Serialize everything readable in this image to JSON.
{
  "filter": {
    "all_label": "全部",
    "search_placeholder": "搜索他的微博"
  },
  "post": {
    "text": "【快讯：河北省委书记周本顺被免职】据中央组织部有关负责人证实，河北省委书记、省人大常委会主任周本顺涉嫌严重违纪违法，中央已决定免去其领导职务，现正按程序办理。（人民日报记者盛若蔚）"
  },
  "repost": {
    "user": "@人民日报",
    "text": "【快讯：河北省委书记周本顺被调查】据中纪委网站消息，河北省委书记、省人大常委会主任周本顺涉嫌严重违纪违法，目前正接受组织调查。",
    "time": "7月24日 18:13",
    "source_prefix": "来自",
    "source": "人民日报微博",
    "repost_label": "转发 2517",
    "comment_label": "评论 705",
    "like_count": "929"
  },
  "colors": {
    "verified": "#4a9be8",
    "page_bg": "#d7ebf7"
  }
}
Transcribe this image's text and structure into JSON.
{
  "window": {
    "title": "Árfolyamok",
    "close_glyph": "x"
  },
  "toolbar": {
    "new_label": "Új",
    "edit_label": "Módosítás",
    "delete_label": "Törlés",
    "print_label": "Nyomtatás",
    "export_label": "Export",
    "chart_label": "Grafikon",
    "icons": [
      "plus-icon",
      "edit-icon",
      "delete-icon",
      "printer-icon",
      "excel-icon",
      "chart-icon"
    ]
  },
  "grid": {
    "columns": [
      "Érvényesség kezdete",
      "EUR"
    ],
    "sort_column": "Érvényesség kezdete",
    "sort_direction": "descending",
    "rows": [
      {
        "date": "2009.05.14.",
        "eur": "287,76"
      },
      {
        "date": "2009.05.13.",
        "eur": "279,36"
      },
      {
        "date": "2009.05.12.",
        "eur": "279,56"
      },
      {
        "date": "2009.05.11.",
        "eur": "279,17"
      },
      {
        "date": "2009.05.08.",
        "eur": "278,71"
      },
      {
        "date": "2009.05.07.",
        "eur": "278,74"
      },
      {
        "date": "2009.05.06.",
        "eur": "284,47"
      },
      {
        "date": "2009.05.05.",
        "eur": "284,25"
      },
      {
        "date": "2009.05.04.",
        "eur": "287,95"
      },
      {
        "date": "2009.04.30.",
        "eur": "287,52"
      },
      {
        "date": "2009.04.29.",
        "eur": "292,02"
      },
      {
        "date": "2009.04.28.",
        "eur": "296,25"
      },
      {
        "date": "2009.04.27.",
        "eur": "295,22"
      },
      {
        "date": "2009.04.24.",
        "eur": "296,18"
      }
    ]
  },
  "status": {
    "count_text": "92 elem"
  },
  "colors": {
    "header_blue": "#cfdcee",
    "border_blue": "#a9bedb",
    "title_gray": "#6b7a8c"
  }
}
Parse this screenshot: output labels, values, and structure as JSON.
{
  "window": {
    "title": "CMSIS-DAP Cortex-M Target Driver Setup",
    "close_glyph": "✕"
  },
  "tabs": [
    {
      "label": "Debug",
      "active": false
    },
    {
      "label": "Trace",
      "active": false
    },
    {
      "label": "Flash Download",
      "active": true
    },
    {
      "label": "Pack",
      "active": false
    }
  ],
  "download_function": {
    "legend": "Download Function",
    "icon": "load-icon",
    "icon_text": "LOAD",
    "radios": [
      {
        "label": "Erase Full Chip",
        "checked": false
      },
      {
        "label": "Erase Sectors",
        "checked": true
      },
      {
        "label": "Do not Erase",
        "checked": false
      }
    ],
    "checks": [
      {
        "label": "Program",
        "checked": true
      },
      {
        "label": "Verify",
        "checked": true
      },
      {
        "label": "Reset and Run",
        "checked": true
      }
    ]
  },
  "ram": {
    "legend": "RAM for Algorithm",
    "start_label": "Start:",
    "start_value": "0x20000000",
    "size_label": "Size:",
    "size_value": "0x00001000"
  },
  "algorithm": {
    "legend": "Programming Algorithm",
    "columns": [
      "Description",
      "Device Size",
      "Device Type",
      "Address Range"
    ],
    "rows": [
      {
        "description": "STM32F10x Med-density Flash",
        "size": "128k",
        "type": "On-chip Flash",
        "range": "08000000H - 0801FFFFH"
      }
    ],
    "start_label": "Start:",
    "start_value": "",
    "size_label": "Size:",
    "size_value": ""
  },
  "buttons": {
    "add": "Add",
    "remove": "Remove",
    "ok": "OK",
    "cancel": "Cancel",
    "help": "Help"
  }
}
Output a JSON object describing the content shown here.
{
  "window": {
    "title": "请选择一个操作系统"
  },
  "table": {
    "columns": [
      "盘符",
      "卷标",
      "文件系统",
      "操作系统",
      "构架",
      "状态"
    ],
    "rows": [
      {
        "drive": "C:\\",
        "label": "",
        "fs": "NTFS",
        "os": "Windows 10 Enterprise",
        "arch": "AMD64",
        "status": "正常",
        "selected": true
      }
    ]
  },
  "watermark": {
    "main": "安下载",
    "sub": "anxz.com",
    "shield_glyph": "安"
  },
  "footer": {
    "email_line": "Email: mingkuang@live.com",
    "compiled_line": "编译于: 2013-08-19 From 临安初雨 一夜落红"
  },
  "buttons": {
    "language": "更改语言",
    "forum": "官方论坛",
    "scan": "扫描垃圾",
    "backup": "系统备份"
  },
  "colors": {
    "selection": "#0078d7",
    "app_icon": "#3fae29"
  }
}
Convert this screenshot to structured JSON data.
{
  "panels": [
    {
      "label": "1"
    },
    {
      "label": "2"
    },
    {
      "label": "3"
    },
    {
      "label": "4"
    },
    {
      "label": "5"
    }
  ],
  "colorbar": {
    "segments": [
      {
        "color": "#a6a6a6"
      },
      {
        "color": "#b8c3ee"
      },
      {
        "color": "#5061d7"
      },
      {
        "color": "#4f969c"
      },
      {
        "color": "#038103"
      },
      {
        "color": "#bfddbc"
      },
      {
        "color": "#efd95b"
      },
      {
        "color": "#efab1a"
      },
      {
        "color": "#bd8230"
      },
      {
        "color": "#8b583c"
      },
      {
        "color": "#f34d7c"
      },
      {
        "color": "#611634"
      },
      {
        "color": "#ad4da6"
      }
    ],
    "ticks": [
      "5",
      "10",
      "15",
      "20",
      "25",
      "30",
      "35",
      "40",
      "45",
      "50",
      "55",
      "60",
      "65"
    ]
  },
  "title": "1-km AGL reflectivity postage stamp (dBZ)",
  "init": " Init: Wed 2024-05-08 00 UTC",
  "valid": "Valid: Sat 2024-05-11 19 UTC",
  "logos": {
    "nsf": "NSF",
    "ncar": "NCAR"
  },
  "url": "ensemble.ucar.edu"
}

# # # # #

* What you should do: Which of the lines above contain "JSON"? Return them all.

* Task response:
Serialize everything readable in this image to JSON.
Transcribe this image's text and structure into JSON.
Parse this screenshot: output labels, values, and structure as JSON.
Output a JSON object describing the content shown here.
Convert this screenshot to structured JSON data.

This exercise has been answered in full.